## The task
Find every line in the entries that holds the string "time" and report it.

_ _ _ _ _ _ _

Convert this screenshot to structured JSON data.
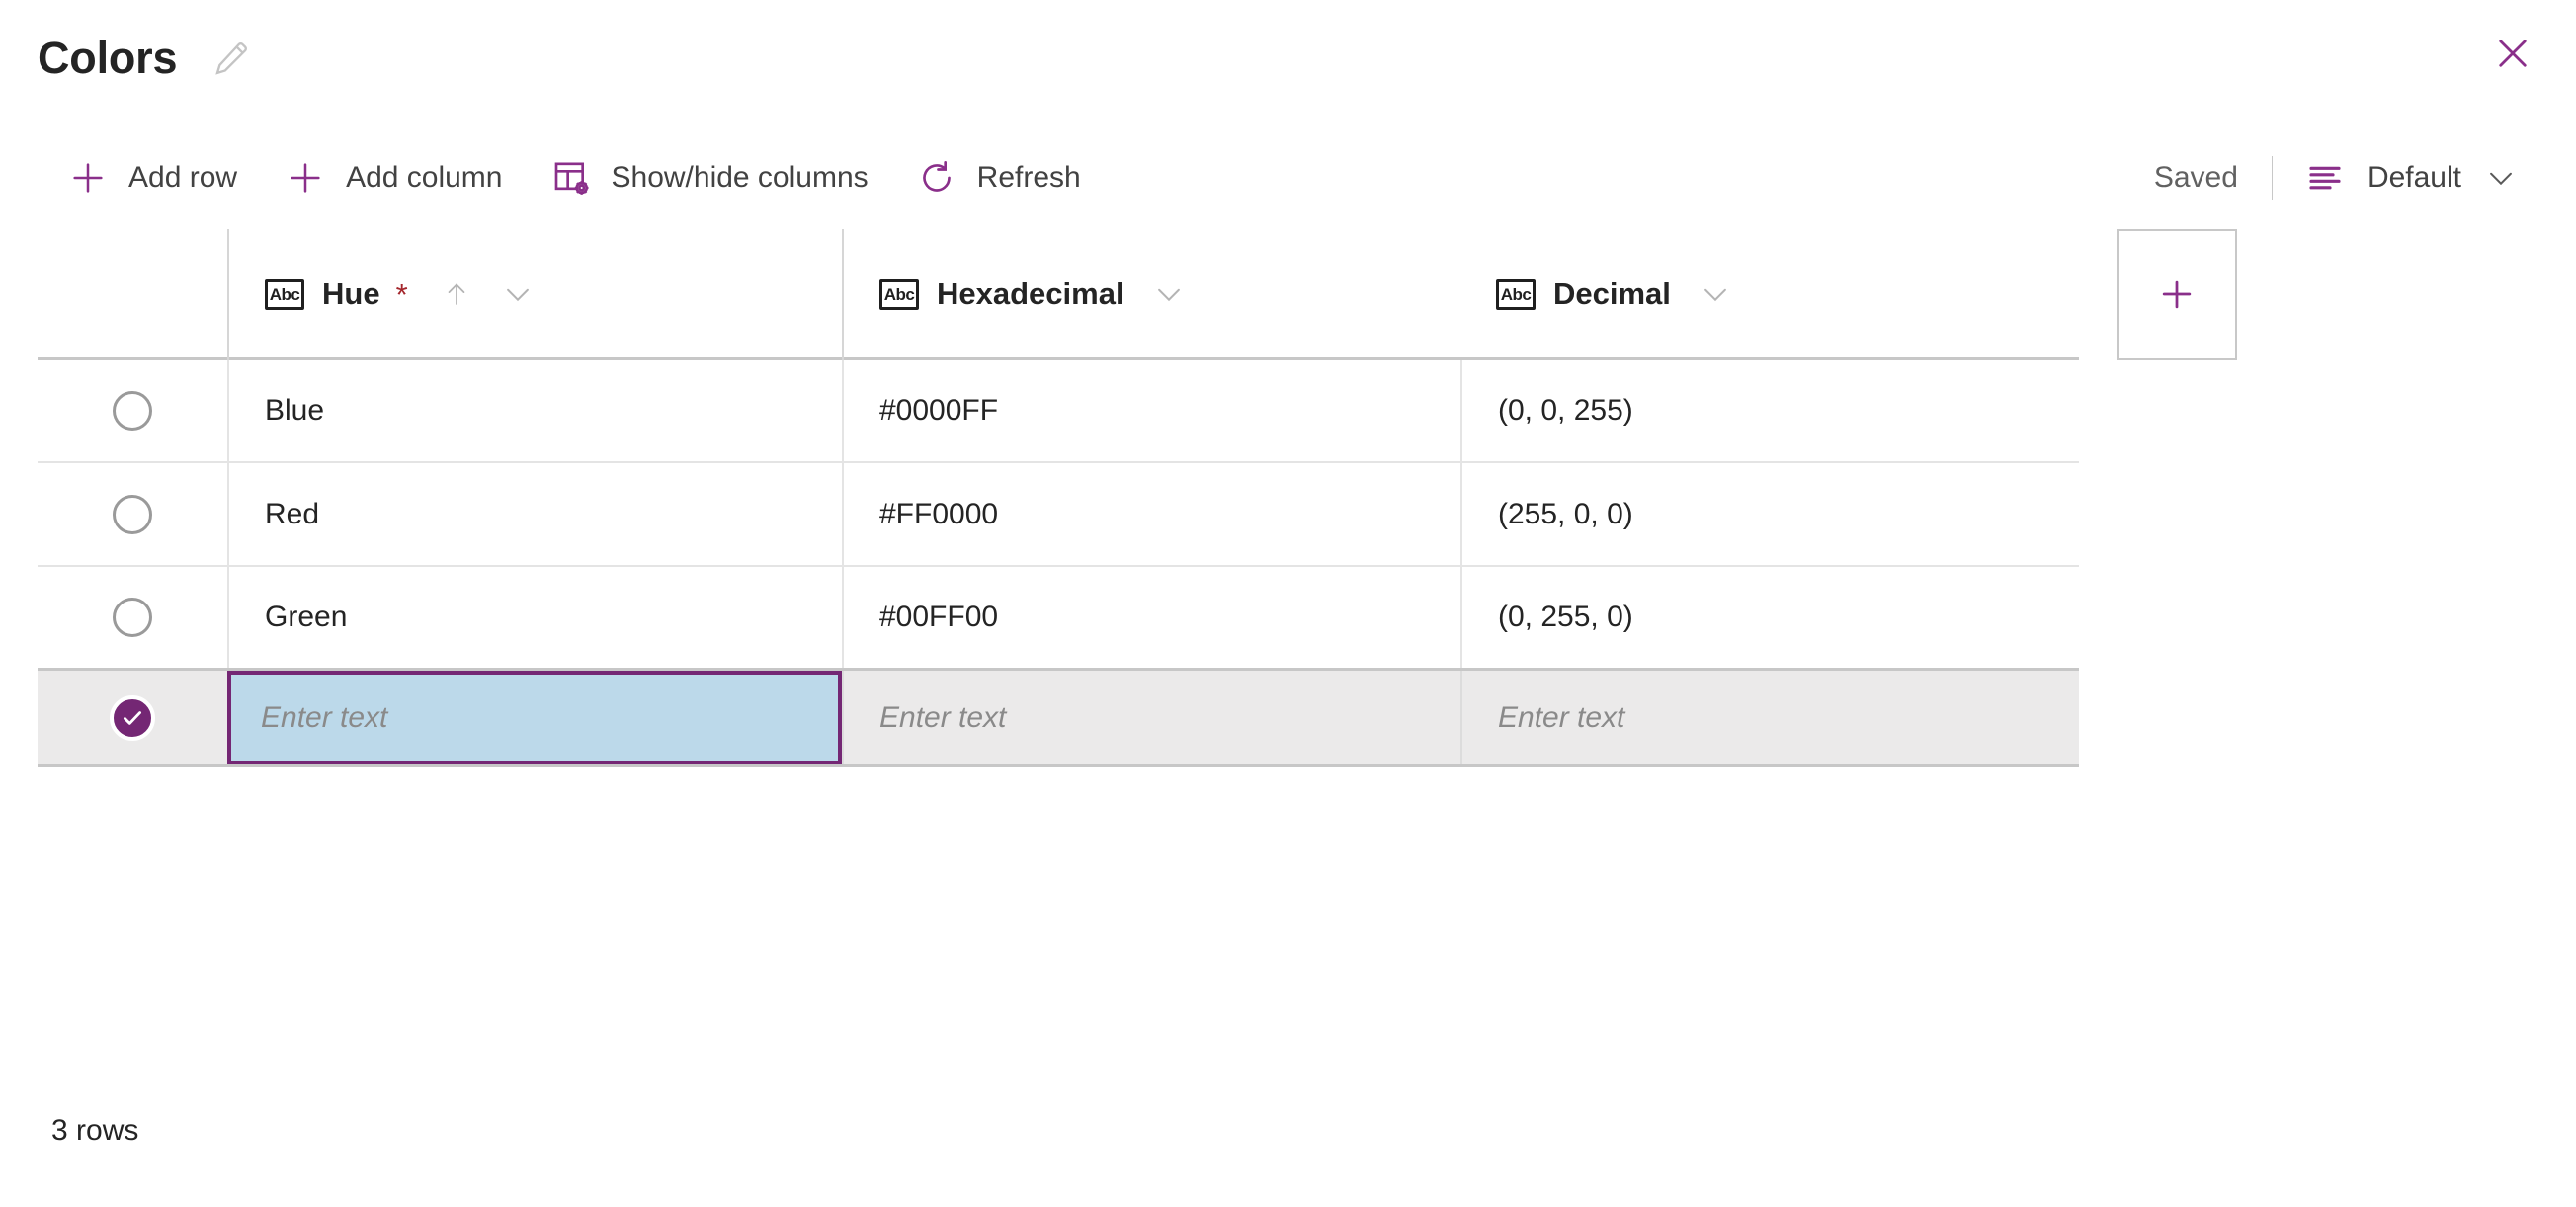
{
  "window": {
    "title": "Colors",
    "edit_icon": "pencil-icon",
    "close_icon": "close-icon"
  },
  "toolbar": {
    "items": [
      {
        "label": "Add row",
        "icon": "plus-icon"
      },
      {
        "label": "Add column",
        "icon": "plus-icon"
      },
      {
        "label": "Show/hide columns",
        "icon": "table-settings-icon"
      },
      {
        "label": "Refresh",
        "icon": "refresh-icon"
      }
    ],
    "status": "Saved",
    "view": {
      "label": "Default",
      "icon": "view-list-icon",
      "chevron": "chevron-down-icon"
    }
  },
  "grid": {
    "columns": [
      {
        "label": "Hue",
        "type_icon": "Abc",
        "required": true,
        "required_mark": "*",
        "sorted": "ascending",
        "sort_icon": "arrow-up-icon",
        "menu_icon": "chevron-down-icon"
      },
      {
        "label": "Hexadecimal",
        "type_icon": "Abc",
        "required": false,
        "required_mark": "",
        "sorted": "none",
        "sort_icon": "",
        "menu_icon": "chevron-down-icon"
      },
      {
        "label": "Decimal",
        "type_icon": "Abc",
        "required": false,
        "required_mark": "",
        "sorted": "none",
        "sort_icon": "",
        "menu_icon": "chevron-down-icon"
      }
    ],
    "add_column_icon": "plus-icon",
    "rows": [
      {
        "selected": false,
        "hue": "Blue",
        "hexadecimal": "#0000FF",
        "decimal": "(0, 0, 255)"
      },
      {
        "selected": false,
        "hue": "Red",
        "hexadecimal": "#FF0000",
        "decimal": "(255, 0, 0)"
      },
      {
        "selected": false,
        "hue": "Green",
        "hexadecimal": "#00FF00",
        "decimal": "(0, 255, 0)"
      }
    ],
    "new_row": {
      "selected": true,
      "check_icon": "check-icon",
      "hue_placeholder": "Enter text",
      "hexadecimal_placeholder": "Enter text",
      "decimal_placeholder": "Enter text",
      "active_cell": "hue"
    }
  },
  "footer": {
    "row_count_label": "3 rows"
  },
  "colors": {
    "accent": "#742774",
    "active_cell_fill": "#bcd9ea",
    "active_cell_border": "#742774",
    "selected_row_fill": "#ebeaea",
    "required_star": "#a4262c",
    "text_primary": "#242424",
    "text_secondary": "#616161",
    "grid_line": "#e4e4e4"
  }
}
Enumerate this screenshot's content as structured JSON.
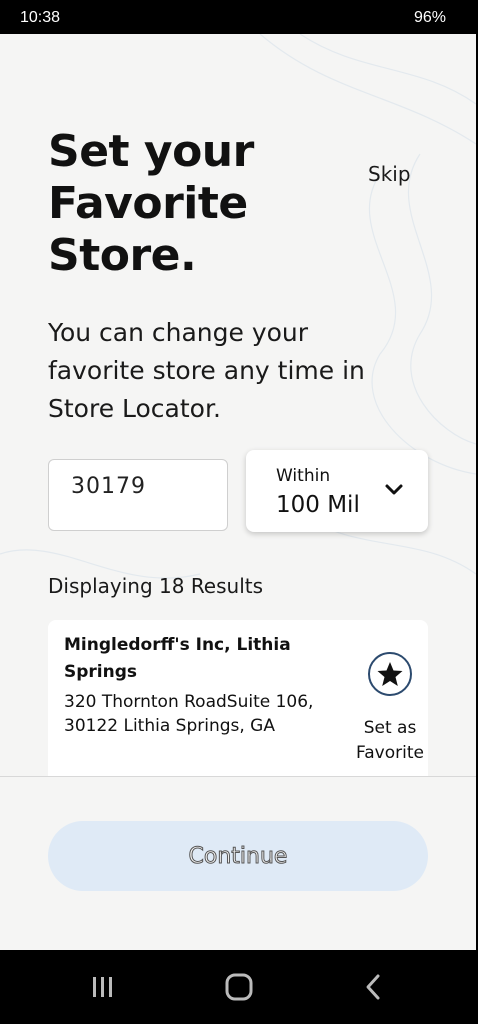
{
  "status_bar": {
    "time": "10:38",
    "battery": "96%"
  },
  "header": {
    "title_lines": [
      "Set your",
      "Favorite",
      "Store."
    ],
    "skip_label": "Skip"
  },
  "subtitle_lines": [
    "You can change your",
    "favorite store any time in",
    "Store Locator."
  ],
  "search": {
    "zip_value": "30179",
    "radius_label": "Within",
    "radius_value": "100 Mil"
  },
  "results": {
    "count_text": "Displaying 18 Results",
    "stores": [
      {
        "name": "Mingledorff's Inc, Lithia Springs",
        "address": "320 Thornton RoadSuite 106, 30122 Lithia Springs, GA",
        "favorite_label": "Set as Favorite"
      }
    ]
  },
  "footer": {
    "continue_label": "Continue"
  },
  "colors": {
    "accent_light": "#dfeaf6",
    "icon_ring": "#2c4a6e",
    "background": "#f5f5f4"
  },
  "icons": {
    "favorite": "star-icon",
    "dropdown": "chevron-down-icon",
    "nav_recents": "recents-icon",
    "nav_home": "home-icon",
    "nav_back": "back-icon"
  }
}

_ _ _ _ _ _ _

## Answer to this exercise
    "time": "10:38",
    "favorite store any time in",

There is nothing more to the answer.